**EXERCISE MATERIAL**
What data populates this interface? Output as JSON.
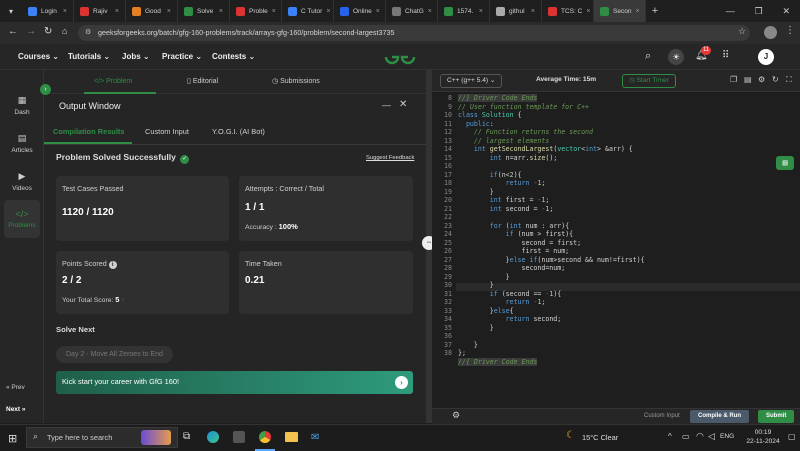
{
  "browser": {
    "tabs": [
      {
        "label": "Login",
        "color": "#3b82f6"
      },
      {
        "label": "Rajiv",
        "color": "#d33"
      },
      {
        "label": "Good",
        "color": "#e67e22"
      },
      {
        "label": "Solve",
        "color": "#2f8d46"
      },
      {
        "label": "Proble",
        "color": "#d33"
      },
      {
        "label": "C Tutor",
        "color": "#3b82f6"
      },
      {
        "label": "Online",
        "color": "#2563eb"
      },
      {
        "label": "ChatG",
        "color": "#777"
      },
      {
        "label": "1574.",
        "color": "#2f8d46"
      },
      {
        "label": "githul",
        "color": "#aaa"
      },
      {
        "label": "TCS: C",
        "color": "#d33"
      },
      {
        "label": "Secon",
        "color": "#2f8d46"
      }
    ],
    "new_tab": "+",
    "url": "geeksforgeeks.org/batch/gfg-160-problems/track/arrays-gfg-160/problem/second-largest3735"
  },
  "gfg_nav": {
    "items": [
      "Courses",
      "Tutorials",
      "Jobs",
      "Practice",
      "Contests"
    ],
    "notification_count": "11",
    "avatar_letter": "J"
  },
  "sidebar": {
    "items": [
      "Dash",
      "Articles",
      "Videos",
      "Problems"
    ],
    "prev": "Prev",
    "next": "Next"
  },
  "problem_tabs": [
    "Problem",
    "Editorial",
    "Submissions"
  ],
  "output": {
    "title": "Output Window",
    "tabs": [
      "Compilation Results",
      "Custom Input",
      "Y.O.G.I. (AI Bot)"
    ],
    "status": "Problem Solved Successfully",
    "feedback": "Suggest Feedback",
    "test_cases_label": "Test Cases Passed",
    "test_cases_value": "1120 / 1120",
    "attempts_label": "Attempts : Correct / Total",
    "attempts_value": "1 / 1",
    "accuracy_label": "Accuracy :",
    "accuracy_value": "100%",
    "points_label": "Points Scored",
    "points_value": "2 / 2",
    "total_score_label": "Your Total Score:",
    "total_score_value": "5",
    "time_label": "Time Taken",
    "time_value": "0.21",
    "solve_next": "Solve Next",
    "next_problem": "Day 2 - Move All Zeroes to End",
    "banner": "Kick start your career with GfG 160!"
  },
  "editor": {
    "language": "C++ (g++ 5.4)",
    "average_time": "Average Time: 15m",
    "timer": "Start Timer",
    "custom_input": "Custom Input",
    "compile_run": "Compile & Run",
    "submit": "Submit"
  },
  "taskbar": {
    "search_placeholder": "Type here to search",
    "weather": "15°C  Clear",
    "lang": "ENG",
    "time": "00:19",
    "date": "22-11-2024"
  }
}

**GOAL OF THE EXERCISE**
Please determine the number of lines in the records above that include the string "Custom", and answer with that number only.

**ANSWER SPACE**
2